Economic downturns undermine workplace helping by promoting a zero-sum construal of success

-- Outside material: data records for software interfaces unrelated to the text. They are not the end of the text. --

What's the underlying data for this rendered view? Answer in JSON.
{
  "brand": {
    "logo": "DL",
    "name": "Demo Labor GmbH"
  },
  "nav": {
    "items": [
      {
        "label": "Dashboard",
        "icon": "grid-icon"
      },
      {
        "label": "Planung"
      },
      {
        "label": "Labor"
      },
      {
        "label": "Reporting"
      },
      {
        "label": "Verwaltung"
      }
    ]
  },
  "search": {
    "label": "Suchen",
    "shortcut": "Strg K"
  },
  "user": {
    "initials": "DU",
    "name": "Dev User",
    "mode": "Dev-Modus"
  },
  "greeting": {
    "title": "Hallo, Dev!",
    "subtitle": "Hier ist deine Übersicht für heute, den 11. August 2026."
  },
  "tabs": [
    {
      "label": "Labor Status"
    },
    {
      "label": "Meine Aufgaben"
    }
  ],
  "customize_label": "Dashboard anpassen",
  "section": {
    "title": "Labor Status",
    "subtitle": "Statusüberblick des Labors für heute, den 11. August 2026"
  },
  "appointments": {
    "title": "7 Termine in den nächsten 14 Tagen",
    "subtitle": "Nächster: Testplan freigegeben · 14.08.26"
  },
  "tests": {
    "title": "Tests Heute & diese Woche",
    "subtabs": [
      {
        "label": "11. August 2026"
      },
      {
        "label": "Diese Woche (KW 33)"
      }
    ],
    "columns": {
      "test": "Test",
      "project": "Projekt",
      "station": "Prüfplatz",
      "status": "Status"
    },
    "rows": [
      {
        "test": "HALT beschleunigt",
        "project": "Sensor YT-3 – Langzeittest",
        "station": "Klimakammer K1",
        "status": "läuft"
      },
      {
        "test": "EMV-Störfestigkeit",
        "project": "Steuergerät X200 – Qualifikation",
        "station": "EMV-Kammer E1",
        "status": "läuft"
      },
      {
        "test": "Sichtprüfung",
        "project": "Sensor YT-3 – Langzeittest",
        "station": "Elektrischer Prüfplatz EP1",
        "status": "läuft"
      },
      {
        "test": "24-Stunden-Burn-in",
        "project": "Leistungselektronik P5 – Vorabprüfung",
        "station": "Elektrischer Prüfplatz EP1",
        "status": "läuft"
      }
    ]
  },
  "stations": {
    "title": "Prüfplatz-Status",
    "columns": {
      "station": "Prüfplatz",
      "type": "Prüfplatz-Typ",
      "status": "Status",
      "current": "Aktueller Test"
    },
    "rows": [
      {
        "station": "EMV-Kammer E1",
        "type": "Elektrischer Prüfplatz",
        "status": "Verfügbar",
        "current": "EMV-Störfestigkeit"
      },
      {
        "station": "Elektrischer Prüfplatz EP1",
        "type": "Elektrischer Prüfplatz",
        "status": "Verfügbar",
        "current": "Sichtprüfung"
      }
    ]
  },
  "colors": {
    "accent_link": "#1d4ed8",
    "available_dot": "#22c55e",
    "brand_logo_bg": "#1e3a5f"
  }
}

Workplace helping is essential to the success of organizations and economies. Given the economic benefits of helping, it seems important that during difficult economic periods the amount of helping does not decline. In this research, we propose and show that it does. We argue that cues that signal the economy is performing poorly prompt a construal that the success of one person implies less success for others. This zero-sum construal of success in turn makes employees less inclined to help. Four studies found evidence consistent with our theory. Study 1 found that worse economic periods are associated with a more zero-sum construal of success using data from 59,694 respondents surveyed across 51 countries and 17 years and objective indicators of their macroeconomic environments. Studies 2 and 3 were experiments among employees of U.S. organizations that found an induced perception that the U.S. economy was performing poorly led to a more zero-sum construal of success and made employees less inclined to help. Study 4 was an unobtrusive experiment among freelance professionals from 47 countries that found that participants' perception that the economy in their country was in a downturn was associated with a more zero-sum construal of success and less helping behavior. This research demonstrates the importance of bridging the macro-micro divide in organizational sciences and considering the impact of macroeconomic changes on individual employee psychology and behavior.